The NMU Physics faculty participates in a lot of different research. Some of the projects that they are currently working on are explained below:


Research Results Published of Experiments Measuring the Target Spin Asymmetries for Helium-3 (He-3)

Professor William Tireman (Physics) and Bradley Schoenrock (NMU 2010) in collaboration with the Hall A Collaboration at Jefferson National Laboratory in Newport News, VA have recently published data from a 2009 experiment designed to measure the target spin asymmetries for Helium-3 (He-3).  These results extend the currently available data and significantly increase the data precision.  This is necessary to continue the refinement of the physics models of the structure of the

He-3 nucleus which is made of 2 protons and 1 neutron.  One of the primary uses of He-3 is in the study of the internal structure of neutrons.  Free neutron targets are not possible so composite nuclear systems such as the deuteron (H-2) and Helium-3 (He-3) are used instead.

However, to extract the desired information from the scattering data it is necessary to have a highly precision model of this nuclear system. 

The results are published in PRL (2014).


Dr. Tireman and Collaborators Publish Results of Nucleon-Nucleon Experiment

Dr. Tireman in collaboration with the E07-006 collaboration at Thomas Jefferson National Laboratory (JLab) in Newport News, VA has completed an experiment designed to study the nucleon-nucleon short range repulsive core.  The collaboration, which includes 118 scientists from 49 instructions, measured the nucleon-nucleon short-range colleration to deduce the isospin structure in the region in which the nuclear force is expected to change from a tensor force to a repulsive force.  Some of the neutron detectors used in the experiment were assembled by former NMU student Brad Schoenrock.  Data for this experiment was collected in 2011 and analysis was completed recently.  The paper has been submitted to PRL for publication. Link to abstract

What the detectors looked like originally

Neutron Detector Polishing and Assembly

Dr. Will Tireman has several students working on the polishing and assembly of large volume plastic scintillation detectors which will be used as neutron detectors for an experiment to be ran at Jefferson National Laboratory (JLab) in Newport News, Virginia.
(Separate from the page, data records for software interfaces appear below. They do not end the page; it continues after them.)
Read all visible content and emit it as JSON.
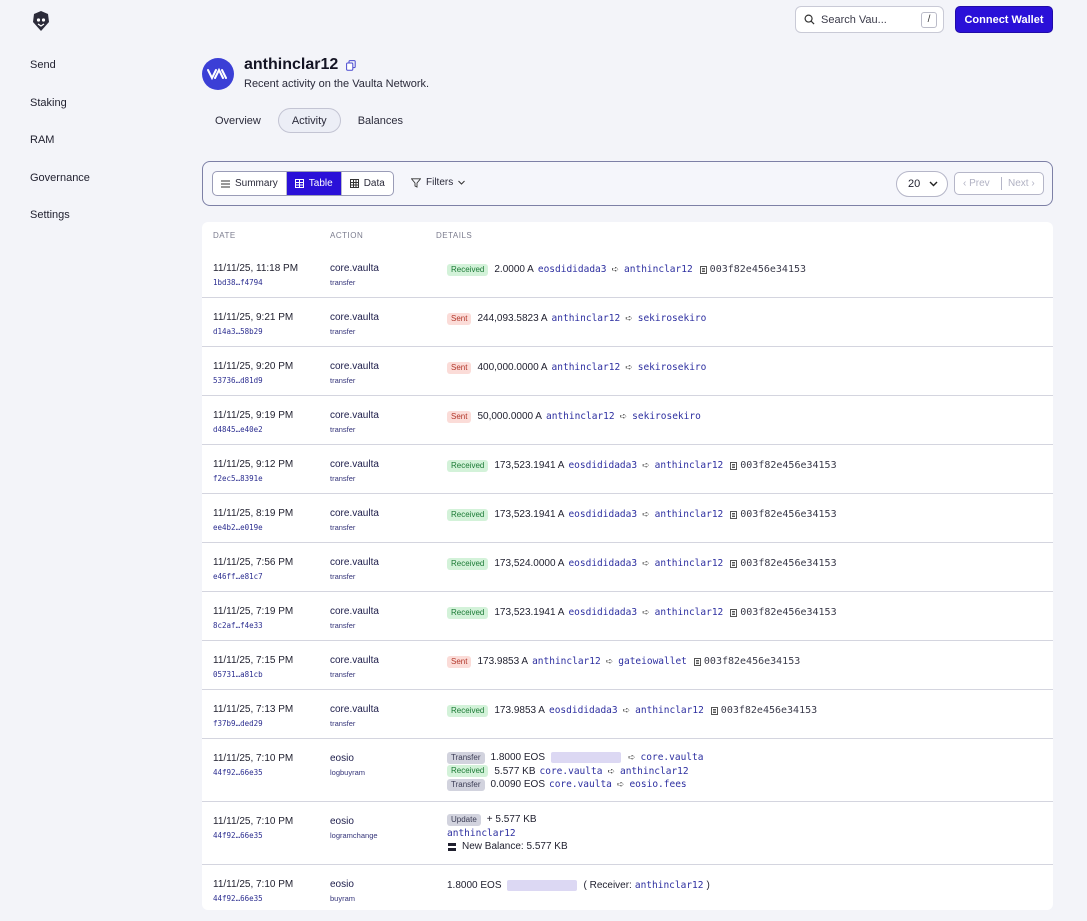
{
  "sidebar": {
    "items": [
      "Send",
      "Staking",
      "RAM",
      "Governance",
      "Settings"
    ]
  },
  "header": {
    "search_placeholder": "Search Vau...",
    "search_shortcut": "/",
    "connect_label": "Connect Wallet"
  },
  "account": {
    "name": "anthinclar12",
    "subtitle": "Recent activity on the Vaulta Network."
  },
  "tabs": [
    "Overview",
    "Activity",
    "Balances"
  ],
  "active_tab": "Activity",
  "toolbar": {
    "views": [
      "Summary",
      "Table",
      "Data"
    ],
    "active_view": "Table",
    "filters_label": "Filters",
    "page_size": "20",
    "prev_label": "Prev",
    "next_label": "Next"
  },
  "table": {
    "columns": [
      "DATE",
      "ACTION",
      "DETAILS"
    ],
    "rows": [
      {
        "date": "11/11/25, 11:18 PM",
        "tx": "1bd38…f4794",
        "contract": "core.vaulta",
        "action": "transfer",
        "badge": "Received",
        "amount": "2.0000 A",
        "from": "eosdididada3",
        "to": "anthinclar12",
        "memo": "003f82e456e34153"
      },
      {
        "date": "11/11/25, 9:21 PM",
        "tx": "d14a3…58b29",
        "contract": "core.vaulta",
        "action": "transfer",
        "badge": "Sent",
        "amount": "244,093.5823 A",
        "from": "anthinclar12",
        "to": "sekirosekiro",
        "memo": ""
      },
      {
        "date": "11/11/25, 9:20 PM",
        "tx": "53736…d81d9",
        "contract": "core.vaulta",
        "action": "transfer",
        "badge": "Sent",
        "amount": "400,000.0000 A",
        "from": "anthinclar12",
        "to": "sekirosekiro",
        "memo": ""
      },
      {
        "date": "11/11/25, 9:19 PM",
        "tx": "d4845…e40e2",
        "contract": "core.vaulta",
        "action": "transfer",
        "badge": "Sent",
        "amount": "50,000.0000 A",
        "from": "anthinclar12",
        "to": "sekirosekiro",
        "memo": ""
      },
      {
        "date": "11/11/25, 9:12 PM",
        "tx": "f2ec5…8391e",
        "contract": "core.vaulta",
        "action": "transfer",
        "badge": "Received",
        "amount": "173,523.1941 A",
        "from": "eosdididada3",
        "to": "anthinclar12",
        "memo": "003f82e456e34153"
      },
      {
        "date": "11/11/25, 8:19 PM",
        "tx": "ee4b2…e019e",
        "contract": "core.vaulta",
        "action": "transfer",
        "badge": "Received",
        "amount": "173,523.1941 A",
        "from": "eosdididada3",
        "to": "anthinclar12",
        "memo": "003f82e456e34153"
      },
      {
        "date": "11/11/25, 7:56 PM",
        "tx": "e46ff…e81c7",
        "contract": "core.vaulta",
        "action": "transfer",
        "badge": "Received",
        "amount": "173,524.0000 A",
        "from": "eosdididada3",
        "to": "anthinclar12",
        "memo": "003f82e456e34153"
      },
      {
        "date": "11/11/25, 7:19 PM",
        "tx": "8c2af…f4e33",
        "contract": "core.vaulta",
        "action": "transfer",
        "badge": "Received",
        "amount": "173,523.1941 A",
        "from": "eosdididada3",
        "to": "anthinclar12",
        "memo": "003f82e456e34153"
      },
      {
        "date": "11/11/25, 7:15 PM",
        "tx": "05731…a81cb",
        "contract": "core.vaulta",
        "action": "transfer",
        "badge": "Sent",
        "amount": "173.9853 A",
        "from": "anthinclar12",
        "to": "gateiowallet",
        "memo": "003f82e456e34153"
      },
      {
        "date": "11/11/25, 7:13 PM",
        "tx": "f37b9…ded29",
        "contract": "core.vaulta",
        "action": "transfer",
        "badge": "Received",
        "amount": "173.9853 A",
        "from": "eosdididada3",
        "to": "anthinclar12",
        "memo": "003f82e456e34153"
      }
    ],
    "buyram_row": {
      "date": "11/11/25, 7:10 PM",
      "tx": "44f92…66e35",
      "contract": "eosio",
      "action": "logbuyram",
      "lines": [
        {
          "badge": "Transfer",
          "amount": "1.8000 EOS",
          "from": "",
          "to": "core.vaulta"
        },
        {
          "badge": "Received",
          "amount": "5.577 KB",
          "from": "core.vaulta",
          "to": "anthinclar12"
        },
        {
          "badge": "Transfer",
          "amount": "0.0090 EOS",
          "from": "core.vaulta",
          "to": "eosio.fees"
        }
      ]
    },
    "ramchange_row": {
      "date": "11/11/25, 7:10 PM",
      "tx": "44f92…66e35",
      "contract": "eosio",
      "action": "logramchange",
      "badge": "Update",
      "delta": "+ 5.577 KB",
      "account": "anthinclar12",
      "balance": "New Balance: 5.577 KB"
    },
    "final_row": {
      "date": "11/11/25, 7:10 PM",
      "tx": "44f92…66e35",
      "contract": "eosio",
      "action": "buyram",
      "amount": "1.8000 EOS",
      "receiver_prefix": "( Receiver:",
      "receiver": "anthinclar12",
      "receiver_suffix": ")"
    }
  }
}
The experiment is led by a group from Kent State University (Dr. Tireman’s alma mater) and will be investigating the internal charge distribution of the neutron at low energy transfers via a polarized electron-neutron collision.

In this experiment the electron is the projectile and the neutron is the fixed target. The goal of the experiment is to decrease the experimental uncertainties at this energy by more than one-half and thereby result in a stronger test for theoretical nuclear models.

Once the students have finished the polishing of the 18 rectangular parallelepipeds (volume of 100 cm by 25 cm by 10 cm and weighing approximately 65 pounds) they will attach an acrylic light guide to each end of the scintillator. Each light guide requires polishing as well. The entire detector will then be wrapped with a layer of white paper and then black electrical tape to seal the detector from external light. Photomultiplier tubes will be mounted to the ends of the light guides and wrapped for light tightness as well.

Once that is completed, each detector will be tested for light leaks, carefully crated, and then sent to JLab where they will be part of a larger neutron detector package consisting of more than 200 neutron detectors of various sizes.

It is hoped that the NMU contribution will be completed by August and the experiment will run as scheduled in early 2009.

Polishing the detectors

Shaping the end caps


Taped and ready to be shipped!



CPT and Lorentz Symmetry; The Standard-Model Extension

Dr Neil Russell does theoretical research focusing on testing the theory of relativity. The tool for this is the Standard-Model Extension, or SME, a framework that incorporates a variety of minuscule relativity 'violations.' The effects of these violations, if they exist, are measurable in sufficiently sensitive experiments. His recent research involves using the SME to figure out the signals that arise in various experimental systems. He has also worked on other theoretical topics, including quantum-mechanical supersymmetry and superalgebras.

For Dr Russell's research page, see: